According to the court documents, Fox’s annual average income as a practicing attorney was $72,808.
“Yet, the defendant lived large,” prosecutors wrote. “The defendant’s actions reflect a sense of entitlement to a standard of living well in excess of the one his profession would have afforded him.”
The government calculated the monthly mortgage on his East Side home to be $3,800 and his personal American Express bills “often totaled in the thousands.”
“The defendant’s confidence in his ability to manage a monthly $811 car payment, in addition to his mortgage and other expenses, is telling,” Donovan said in the court filing.
The memo states only $35,000 of the 2008 bribe made it into his bank account.
“That the defendant had a ready source of cash throughout his tenure in public office is also supported by a review of defendant’s bank records for the years 2008 through 2014 which revealed minimal ATM cash withdrawals,” Donovan wrote. “In fact, in the years 2011 through 2013, neither the defendant nor [his husband] made a single cash withdrawal from a bank teller or ATM.”
Prosecutors say the principal owners of Shark Bar and Grill on the East Side of Providence approached Fox in 2008 in an effort to obtain a liquor license, which they eventually did.
In the sentencing memo filed by Murphy, he said Fox has accepted responsibility “in a very timely manner.”
“Mr. Fox voluntarily consented to disbarment with the Rhode Island Supreme Court after his plea in the instant case. He has lost his ability to make a living in the field that he has been licensed for over 20 years,” Murphy wrote.

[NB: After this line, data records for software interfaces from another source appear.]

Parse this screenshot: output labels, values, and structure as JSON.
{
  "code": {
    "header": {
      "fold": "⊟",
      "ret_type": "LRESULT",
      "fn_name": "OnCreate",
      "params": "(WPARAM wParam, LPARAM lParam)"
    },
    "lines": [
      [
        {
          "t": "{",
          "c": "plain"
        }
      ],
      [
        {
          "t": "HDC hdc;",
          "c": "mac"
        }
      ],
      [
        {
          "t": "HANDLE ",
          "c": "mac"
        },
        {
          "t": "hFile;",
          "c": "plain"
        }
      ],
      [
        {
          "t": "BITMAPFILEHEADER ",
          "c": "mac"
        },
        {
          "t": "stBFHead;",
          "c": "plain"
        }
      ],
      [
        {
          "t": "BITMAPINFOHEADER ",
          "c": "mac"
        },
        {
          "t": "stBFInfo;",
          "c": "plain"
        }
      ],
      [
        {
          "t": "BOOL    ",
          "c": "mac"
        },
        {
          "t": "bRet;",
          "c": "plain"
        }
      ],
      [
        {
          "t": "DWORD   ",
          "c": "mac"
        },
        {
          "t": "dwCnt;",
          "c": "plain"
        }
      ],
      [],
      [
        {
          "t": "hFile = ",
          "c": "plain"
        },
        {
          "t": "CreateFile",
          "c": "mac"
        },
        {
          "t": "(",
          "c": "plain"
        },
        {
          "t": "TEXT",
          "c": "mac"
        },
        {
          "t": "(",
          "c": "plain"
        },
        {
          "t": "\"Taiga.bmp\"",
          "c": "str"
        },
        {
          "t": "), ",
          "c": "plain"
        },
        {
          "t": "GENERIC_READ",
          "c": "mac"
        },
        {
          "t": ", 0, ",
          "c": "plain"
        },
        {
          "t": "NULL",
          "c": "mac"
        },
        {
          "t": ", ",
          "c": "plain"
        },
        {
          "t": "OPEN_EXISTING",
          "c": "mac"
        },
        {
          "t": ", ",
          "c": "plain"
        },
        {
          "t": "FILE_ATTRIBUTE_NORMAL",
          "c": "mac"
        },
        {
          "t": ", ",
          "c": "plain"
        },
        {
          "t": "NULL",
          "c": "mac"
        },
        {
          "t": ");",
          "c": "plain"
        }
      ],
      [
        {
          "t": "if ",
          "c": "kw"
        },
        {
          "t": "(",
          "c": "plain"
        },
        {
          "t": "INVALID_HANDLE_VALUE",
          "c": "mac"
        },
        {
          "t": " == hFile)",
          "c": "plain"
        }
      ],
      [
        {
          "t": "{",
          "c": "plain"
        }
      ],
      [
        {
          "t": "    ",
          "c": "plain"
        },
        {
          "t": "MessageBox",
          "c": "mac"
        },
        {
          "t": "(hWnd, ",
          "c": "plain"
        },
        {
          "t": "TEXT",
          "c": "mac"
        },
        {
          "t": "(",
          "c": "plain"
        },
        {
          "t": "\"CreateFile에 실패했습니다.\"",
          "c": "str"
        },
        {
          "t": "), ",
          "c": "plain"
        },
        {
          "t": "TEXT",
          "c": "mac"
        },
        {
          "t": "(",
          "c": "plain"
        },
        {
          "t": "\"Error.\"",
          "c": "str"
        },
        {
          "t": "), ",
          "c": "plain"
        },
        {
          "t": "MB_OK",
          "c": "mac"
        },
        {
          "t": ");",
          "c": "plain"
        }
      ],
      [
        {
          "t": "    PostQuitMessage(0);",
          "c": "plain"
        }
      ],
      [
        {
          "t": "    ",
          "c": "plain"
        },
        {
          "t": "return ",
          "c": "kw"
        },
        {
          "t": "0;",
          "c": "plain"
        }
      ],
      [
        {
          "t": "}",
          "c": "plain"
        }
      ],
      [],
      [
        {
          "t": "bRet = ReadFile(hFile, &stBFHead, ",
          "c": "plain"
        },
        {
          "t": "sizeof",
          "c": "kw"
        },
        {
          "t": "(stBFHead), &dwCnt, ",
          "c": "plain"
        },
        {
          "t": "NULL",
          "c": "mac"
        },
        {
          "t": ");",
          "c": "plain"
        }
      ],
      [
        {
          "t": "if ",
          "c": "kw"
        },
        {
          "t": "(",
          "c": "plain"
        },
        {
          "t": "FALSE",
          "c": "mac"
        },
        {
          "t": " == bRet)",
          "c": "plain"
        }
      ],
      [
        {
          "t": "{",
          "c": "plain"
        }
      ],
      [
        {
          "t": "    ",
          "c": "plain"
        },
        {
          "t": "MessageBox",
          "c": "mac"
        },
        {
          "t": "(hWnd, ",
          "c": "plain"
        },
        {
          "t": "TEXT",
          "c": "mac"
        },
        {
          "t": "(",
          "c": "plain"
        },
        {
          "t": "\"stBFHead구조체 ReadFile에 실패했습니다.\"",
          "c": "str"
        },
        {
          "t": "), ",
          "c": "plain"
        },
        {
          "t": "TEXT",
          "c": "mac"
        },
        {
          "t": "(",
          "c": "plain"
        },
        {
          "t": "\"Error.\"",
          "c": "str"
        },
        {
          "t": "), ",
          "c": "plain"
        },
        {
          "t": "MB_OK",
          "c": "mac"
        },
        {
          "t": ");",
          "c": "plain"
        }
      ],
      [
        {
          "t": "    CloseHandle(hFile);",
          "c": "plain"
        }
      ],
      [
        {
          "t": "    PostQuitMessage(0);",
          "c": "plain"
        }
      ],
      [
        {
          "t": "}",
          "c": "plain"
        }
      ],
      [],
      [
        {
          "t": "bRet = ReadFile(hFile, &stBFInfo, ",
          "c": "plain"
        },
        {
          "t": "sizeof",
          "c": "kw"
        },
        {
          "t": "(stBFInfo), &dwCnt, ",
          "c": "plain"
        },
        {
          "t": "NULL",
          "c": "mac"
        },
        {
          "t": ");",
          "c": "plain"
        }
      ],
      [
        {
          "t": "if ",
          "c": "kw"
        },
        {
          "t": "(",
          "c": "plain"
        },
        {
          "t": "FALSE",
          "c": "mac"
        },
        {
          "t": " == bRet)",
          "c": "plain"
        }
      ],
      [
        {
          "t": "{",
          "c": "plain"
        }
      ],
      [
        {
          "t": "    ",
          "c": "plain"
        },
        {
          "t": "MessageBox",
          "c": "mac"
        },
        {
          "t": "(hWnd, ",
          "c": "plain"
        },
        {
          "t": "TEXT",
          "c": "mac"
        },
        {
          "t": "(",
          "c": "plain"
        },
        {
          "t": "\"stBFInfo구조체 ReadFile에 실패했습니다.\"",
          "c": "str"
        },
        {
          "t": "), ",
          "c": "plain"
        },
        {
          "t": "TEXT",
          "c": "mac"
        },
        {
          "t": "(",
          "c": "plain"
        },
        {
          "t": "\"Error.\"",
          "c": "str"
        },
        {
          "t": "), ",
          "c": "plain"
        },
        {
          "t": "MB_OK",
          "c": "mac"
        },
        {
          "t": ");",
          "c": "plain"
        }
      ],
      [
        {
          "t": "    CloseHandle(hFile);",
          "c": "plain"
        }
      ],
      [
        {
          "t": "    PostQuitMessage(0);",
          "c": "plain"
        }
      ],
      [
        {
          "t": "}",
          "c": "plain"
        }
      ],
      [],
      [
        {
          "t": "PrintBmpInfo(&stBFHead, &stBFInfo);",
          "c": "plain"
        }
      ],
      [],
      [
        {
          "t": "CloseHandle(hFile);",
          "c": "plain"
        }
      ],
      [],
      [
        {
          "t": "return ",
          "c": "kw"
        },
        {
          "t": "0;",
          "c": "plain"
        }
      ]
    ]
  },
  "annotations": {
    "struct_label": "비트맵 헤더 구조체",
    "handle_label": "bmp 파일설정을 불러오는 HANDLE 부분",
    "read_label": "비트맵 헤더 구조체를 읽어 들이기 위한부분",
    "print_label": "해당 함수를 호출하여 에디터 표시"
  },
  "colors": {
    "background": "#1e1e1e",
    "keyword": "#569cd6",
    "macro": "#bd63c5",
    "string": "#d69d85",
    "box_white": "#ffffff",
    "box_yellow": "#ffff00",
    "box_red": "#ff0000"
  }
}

This version has been modified from the original. The court documents were filed Tuesday, not Monday.